by Larry Upthegrove
James was born in Grainger County, Tennessee (just northeast of Knoxville) on January 16, 1826. He attended school in Knoxville and Holston College at New Market, Tennessee until he was eighteen years of age. He went on to work for his uncle doing merchandising for two years, then was hired by the Post Office in Knoxville. When the Postmaster left Postal Service to fight in the War with Mexico, James took over and ran the Post Office very efficiently, which is quite remarkable for someone only twenty years of age.
When the Postmaster came back to town, James went to work with two of his cousins, operating a steamboat on the Tennessee River delivering wholesale groceries to various stores between Knoxville and Decatur, Alabama. This is where he learned the trade that did him well when he moved to Atlanta in1851, opening a produce brokerage firm there. Also, while on the river, a passenger of his named Jenny Lind did an impromptu performance for the crew and infatuated James with show business.

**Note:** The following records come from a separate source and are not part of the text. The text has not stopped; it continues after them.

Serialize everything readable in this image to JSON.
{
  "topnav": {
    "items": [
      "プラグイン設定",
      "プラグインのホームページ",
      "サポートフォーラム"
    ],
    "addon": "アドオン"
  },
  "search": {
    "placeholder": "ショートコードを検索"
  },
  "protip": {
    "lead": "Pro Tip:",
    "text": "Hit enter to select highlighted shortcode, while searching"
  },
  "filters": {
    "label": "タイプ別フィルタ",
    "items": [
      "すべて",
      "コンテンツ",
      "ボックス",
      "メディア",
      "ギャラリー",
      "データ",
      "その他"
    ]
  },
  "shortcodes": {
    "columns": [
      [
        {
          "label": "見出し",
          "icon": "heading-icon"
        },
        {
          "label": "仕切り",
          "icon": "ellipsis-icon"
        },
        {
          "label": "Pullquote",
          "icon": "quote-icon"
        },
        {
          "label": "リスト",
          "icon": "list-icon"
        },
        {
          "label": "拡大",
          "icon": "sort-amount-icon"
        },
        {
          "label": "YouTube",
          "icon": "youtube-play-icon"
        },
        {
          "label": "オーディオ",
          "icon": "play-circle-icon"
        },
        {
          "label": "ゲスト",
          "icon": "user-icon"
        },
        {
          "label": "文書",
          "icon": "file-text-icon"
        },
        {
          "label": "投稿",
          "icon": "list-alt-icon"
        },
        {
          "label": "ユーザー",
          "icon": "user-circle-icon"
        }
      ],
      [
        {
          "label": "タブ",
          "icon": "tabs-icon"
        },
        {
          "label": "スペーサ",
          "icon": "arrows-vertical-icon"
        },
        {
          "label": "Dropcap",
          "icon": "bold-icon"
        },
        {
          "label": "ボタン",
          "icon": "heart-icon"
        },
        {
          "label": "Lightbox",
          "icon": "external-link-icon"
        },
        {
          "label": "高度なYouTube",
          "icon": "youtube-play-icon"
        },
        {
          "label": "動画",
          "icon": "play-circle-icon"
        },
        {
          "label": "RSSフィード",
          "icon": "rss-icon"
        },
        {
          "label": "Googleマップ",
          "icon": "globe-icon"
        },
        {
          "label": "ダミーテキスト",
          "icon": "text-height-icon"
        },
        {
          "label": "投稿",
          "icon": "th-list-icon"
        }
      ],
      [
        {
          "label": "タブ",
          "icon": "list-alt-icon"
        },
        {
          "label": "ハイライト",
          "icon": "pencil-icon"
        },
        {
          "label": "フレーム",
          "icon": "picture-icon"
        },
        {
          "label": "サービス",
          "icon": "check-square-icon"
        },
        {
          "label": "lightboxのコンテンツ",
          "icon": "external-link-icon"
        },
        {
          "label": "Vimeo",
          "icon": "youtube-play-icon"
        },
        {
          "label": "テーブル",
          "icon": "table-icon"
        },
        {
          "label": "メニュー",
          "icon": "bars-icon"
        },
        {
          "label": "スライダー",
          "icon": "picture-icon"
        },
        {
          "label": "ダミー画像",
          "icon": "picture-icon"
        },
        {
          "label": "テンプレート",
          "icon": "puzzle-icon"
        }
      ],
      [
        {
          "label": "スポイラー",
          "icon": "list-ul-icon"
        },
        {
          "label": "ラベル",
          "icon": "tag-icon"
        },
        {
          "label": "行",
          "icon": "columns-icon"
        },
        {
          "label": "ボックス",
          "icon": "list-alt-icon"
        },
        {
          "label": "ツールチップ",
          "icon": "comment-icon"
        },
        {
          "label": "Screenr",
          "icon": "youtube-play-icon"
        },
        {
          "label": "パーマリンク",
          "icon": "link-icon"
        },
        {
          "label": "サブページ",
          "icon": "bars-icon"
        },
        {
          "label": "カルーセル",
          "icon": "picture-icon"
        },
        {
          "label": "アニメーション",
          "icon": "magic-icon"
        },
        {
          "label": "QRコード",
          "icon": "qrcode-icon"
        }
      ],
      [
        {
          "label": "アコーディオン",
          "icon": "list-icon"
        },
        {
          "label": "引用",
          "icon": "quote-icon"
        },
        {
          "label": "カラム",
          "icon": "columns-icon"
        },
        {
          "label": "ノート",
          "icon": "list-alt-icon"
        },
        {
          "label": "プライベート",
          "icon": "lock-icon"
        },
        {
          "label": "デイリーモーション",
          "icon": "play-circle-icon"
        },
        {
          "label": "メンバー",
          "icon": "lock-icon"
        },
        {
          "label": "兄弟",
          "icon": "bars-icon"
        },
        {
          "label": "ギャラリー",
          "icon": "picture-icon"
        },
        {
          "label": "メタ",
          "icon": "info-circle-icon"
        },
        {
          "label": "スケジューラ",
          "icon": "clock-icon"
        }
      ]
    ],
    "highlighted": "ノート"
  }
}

His Atlanta business did so well that in 1854 he was able to build a new building with a grain and auction warehouse on the street level and a fine theatre on the upper level, that could be used to attract acts and performers from all over the nation. He brought a new level of entertainment to the city that without the Athenaeum would have never existed. It was constructed on Decatur St. about four buildings off of Peachtree, with brick exterior and fine white columns on the upper level. It seated about 800 people. With hotels all around and the train depot nearby, it was a very successful venture. It stood there, at about 18 Decatur St., until November of 1864 when the Federal Army burned it down.
In 1857, James built a nice two-story brick home on a hillside adjacent to the city graveyard. It is there that the Confederate high command was headquartered part of the day on July 22, 1864, the day of the Battle of Atlanta. That night, Drs. Noel D’Alvigny and James Logan set up a field hospital and did surgery all night long, on the grounds of current-day Oakland Cemetery.
James wasn’t in good enough health to be able to abide the day-to-day exertions of soldiering so he contributed to the war effort the only way he could. He made his warehouse available for the collection and distribution of hospital supplies all over the Confederacy. He did join the State Rear Guard in the waning days of the war.
When the war was over, he returned to the city and re-established his business. He had been active in City Council for years and understood the workings of city government, so he was elected Mayor from 1865 to 1868. It was a very trying time to run a devastated city like Atlanta. Under his administration the State Capital was moved from Milledgeville to Atlanta.
After his leadership of the City was done, he again turned to mercantile work and retired in 1880 to be with his wife since 1852, Sarah Elizabeth Lovejoy. They made memories with their eight children on Forrest Avenue. On April 10, 1900, James left his loved ones and became one of the wonderful “Silent Citizens” of Oakland Cemetery.
The Athenaeum was never rebuilt, but in 1870 Laurent DeGive built DeGive’s Opera House on Marietta, St, to entertain Atlantans until his “Grand Opera House” would take over that responsibility.